An interesting dilemma to ponder over…
I have recently been employed to look at a component facility and their approach towards risk assessments and validations. The volume going out every day is quite high and a batch size of 10 to 20,000 is very normal, with 2/3 batches a day coming off a machine. Inspection is done to an agreed AQL with the customer. However, due to the high risk nature of some of the components, a lot of customers are now 100% inspecting the components before use (this is a gap in itself, we cannot 100% inspect given the volume, it is not practical). This is resulting in customer complaints which on first glance seem to be quite high (depending on the customer and the their inspection criteria), however it may be one or more in 20,000. This according to our procedure means we have a low occurrence (1 in 25,000) however we are still getting a complaint in every batch sent out (which to me indicates there is a problem in the process), but the approach here is given the volume of product we produce, we have a low occurrence, and therefore does not need additional controls. However I am beginning to think that we need to look from a different angle and instead of units, maybe look at batches instead of individual units e.g. we had the same defect over 5 different batches, even if only 2 pouches affected from each batch this is a high occurrence. So instead of saying we had an occurrence rate of 10 in 100,000 units (very low occurrence rate), we had the defect in every batch (higher occurrence rate) and requires action. This discrepancy between our inspections and the customers is leading to a sharp increase in customer complaints, leading to irate customers, however given the volume of individual units manufactured, is it really a drop in the ocean??

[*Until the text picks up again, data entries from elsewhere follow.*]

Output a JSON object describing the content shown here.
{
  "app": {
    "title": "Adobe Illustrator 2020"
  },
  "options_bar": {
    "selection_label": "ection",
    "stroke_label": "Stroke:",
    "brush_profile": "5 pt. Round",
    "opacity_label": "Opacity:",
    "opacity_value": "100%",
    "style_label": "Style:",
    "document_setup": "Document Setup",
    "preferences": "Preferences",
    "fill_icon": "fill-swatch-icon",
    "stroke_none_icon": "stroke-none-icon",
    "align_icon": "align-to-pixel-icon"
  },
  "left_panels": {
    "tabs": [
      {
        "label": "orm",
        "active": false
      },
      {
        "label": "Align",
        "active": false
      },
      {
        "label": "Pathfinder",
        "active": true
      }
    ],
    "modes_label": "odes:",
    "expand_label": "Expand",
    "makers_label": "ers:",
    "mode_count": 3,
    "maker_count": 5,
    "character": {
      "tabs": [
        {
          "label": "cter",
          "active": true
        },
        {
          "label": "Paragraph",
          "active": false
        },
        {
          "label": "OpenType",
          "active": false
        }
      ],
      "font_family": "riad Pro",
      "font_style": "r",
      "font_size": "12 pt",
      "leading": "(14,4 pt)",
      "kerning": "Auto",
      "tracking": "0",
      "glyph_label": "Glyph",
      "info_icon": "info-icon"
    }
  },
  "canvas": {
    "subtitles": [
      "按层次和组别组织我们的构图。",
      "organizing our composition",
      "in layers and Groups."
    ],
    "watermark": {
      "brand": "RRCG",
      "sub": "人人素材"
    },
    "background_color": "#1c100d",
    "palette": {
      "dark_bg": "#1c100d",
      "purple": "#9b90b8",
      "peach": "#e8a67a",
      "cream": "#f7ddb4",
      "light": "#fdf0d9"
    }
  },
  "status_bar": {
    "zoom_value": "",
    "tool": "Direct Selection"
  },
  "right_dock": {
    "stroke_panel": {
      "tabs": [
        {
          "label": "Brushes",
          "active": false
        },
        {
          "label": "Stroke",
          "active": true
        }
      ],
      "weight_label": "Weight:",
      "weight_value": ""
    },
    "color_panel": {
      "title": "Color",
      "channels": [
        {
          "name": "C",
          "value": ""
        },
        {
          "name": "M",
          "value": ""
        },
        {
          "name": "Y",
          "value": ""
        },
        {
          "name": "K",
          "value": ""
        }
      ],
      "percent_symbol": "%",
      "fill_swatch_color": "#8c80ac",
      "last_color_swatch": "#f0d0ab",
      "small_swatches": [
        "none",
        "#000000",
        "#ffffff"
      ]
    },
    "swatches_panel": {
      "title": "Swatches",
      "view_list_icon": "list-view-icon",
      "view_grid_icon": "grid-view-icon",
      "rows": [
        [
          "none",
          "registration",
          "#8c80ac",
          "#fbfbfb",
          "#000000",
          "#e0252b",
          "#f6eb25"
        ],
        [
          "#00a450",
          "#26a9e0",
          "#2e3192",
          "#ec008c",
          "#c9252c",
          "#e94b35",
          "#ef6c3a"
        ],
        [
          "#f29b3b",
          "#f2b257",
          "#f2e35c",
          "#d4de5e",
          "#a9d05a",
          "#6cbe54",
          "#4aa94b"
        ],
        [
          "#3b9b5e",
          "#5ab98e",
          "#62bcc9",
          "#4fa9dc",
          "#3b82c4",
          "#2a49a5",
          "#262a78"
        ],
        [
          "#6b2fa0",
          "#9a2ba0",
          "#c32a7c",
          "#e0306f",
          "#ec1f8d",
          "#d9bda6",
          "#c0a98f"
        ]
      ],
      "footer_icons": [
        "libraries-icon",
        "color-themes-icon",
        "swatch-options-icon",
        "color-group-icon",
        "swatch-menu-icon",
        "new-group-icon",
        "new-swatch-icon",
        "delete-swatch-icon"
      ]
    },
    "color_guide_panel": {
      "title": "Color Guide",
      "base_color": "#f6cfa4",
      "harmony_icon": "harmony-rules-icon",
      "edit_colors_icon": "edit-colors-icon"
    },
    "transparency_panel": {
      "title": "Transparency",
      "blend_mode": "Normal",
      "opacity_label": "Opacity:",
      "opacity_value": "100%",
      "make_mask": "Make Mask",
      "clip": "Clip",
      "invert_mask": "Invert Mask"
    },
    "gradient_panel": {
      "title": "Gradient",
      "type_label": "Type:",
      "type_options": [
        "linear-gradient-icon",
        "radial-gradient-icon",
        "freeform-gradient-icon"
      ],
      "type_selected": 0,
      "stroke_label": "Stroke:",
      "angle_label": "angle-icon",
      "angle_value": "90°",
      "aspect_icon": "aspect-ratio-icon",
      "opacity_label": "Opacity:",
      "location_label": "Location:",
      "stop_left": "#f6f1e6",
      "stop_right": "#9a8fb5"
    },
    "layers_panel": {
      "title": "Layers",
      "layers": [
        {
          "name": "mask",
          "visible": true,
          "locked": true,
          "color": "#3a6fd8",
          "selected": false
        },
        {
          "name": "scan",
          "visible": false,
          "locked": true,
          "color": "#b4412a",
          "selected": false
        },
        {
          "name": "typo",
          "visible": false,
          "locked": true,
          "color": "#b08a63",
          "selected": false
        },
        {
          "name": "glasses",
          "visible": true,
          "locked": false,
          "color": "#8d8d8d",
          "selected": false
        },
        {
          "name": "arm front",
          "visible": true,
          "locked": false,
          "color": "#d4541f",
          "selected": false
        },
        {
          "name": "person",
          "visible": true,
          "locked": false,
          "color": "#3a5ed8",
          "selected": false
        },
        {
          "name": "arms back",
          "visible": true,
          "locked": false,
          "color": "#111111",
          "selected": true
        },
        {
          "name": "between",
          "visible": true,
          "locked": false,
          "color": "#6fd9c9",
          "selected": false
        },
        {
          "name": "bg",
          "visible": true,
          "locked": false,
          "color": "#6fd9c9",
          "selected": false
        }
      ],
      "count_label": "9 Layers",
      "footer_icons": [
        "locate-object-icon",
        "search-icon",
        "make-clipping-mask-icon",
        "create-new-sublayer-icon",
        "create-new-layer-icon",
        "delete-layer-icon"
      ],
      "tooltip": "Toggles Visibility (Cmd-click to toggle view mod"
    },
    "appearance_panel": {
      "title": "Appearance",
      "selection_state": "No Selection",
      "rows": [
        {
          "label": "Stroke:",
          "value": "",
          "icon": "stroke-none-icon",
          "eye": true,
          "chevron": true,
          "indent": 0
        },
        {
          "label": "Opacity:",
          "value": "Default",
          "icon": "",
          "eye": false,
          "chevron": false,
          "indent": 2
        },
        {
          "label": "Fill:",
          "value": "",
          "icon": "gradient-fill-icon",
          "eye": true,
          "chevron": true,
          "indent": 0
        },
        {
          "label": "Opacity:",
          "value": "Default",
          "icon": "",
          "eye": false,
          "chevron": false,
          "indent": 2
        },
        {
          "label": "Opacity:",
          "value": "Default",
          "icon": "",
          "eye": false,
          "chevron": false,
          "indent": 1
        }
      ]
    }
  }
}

Am I been overcautious? Would people accept the defective product given the volume that is flying out on a daily basis? Or do we need to increase our controls??? We are still (probably) within our 32 defects per million (CPK 1.33)
The first question I would ask is: What is the severity of the defect? If it is low and customers are only inconvenienced then you may be overly cautious (unless it drastically drives down marketability). If it is a more severe defect that could harm a customer, or worse, then more in-process inspection may be needed. Perform an assessment of failure modes to determine if the product of severity, occurrence, and detectability (RPN) is at an acceptable level.
In order to determine the correct occurrence rate to use, root cause analysis should be used to determine if the process variation affects the product units individually or the entire batch. You may need to perform studies on intra-lot variation as well as lot to lot variation in order to determine the impact of the variation.
I think that another option of this problem may be as a result of non- suitable testing method.
I suggest to conduct test method validation to all tests that used during production.
I propose to use “gauge r&r” technic for quantitive testing and “attribute agreement analyses” technic for pass/fail testing.
I think it is time to train your core team to identify various defects quickly. As i read thru your blog, you described it leaving no loop holes.
Identification of a defect on a packing line looks very easy but very critical to quality.
Every one there on the visual observation and verification team should be trained based on their distance from product observation, speed of packing line, speed of conveyor, light intensities in that particular room and last but not least his eye sight.
Training and evaluation is very critical. I think it will create a lot of effect on your CPK values.
Thanks for those great replies. Interesting, I have just added an additional inspection method to one of our lines, which is a full automated 100% inspection step, and so far this has noted a defect with a high severity on approx. 5% of our product (a batch of 2000 had approx. fall out rate of 90), which is spread across the batch.We are currently running gauge R&R’s at the moment, but I have noted from our gauge R&R’s that operator training is an issue again, and again. I am noting though that people sometimes don’t understand/are afraid of risk assessments, and believe by identifying an area as “high risk” it is a failure of sorts, instead of understanding that risks can be mitigated and the process as a whole improved. And as such resistance to identifying an area as “high risk” is very strong. We even had a risk assessment, where we were introducing a major new fully customized software control system, and people tried to say (before it was validated!) that it was low risk, to avoid high RPN’s, and therefore associated actions.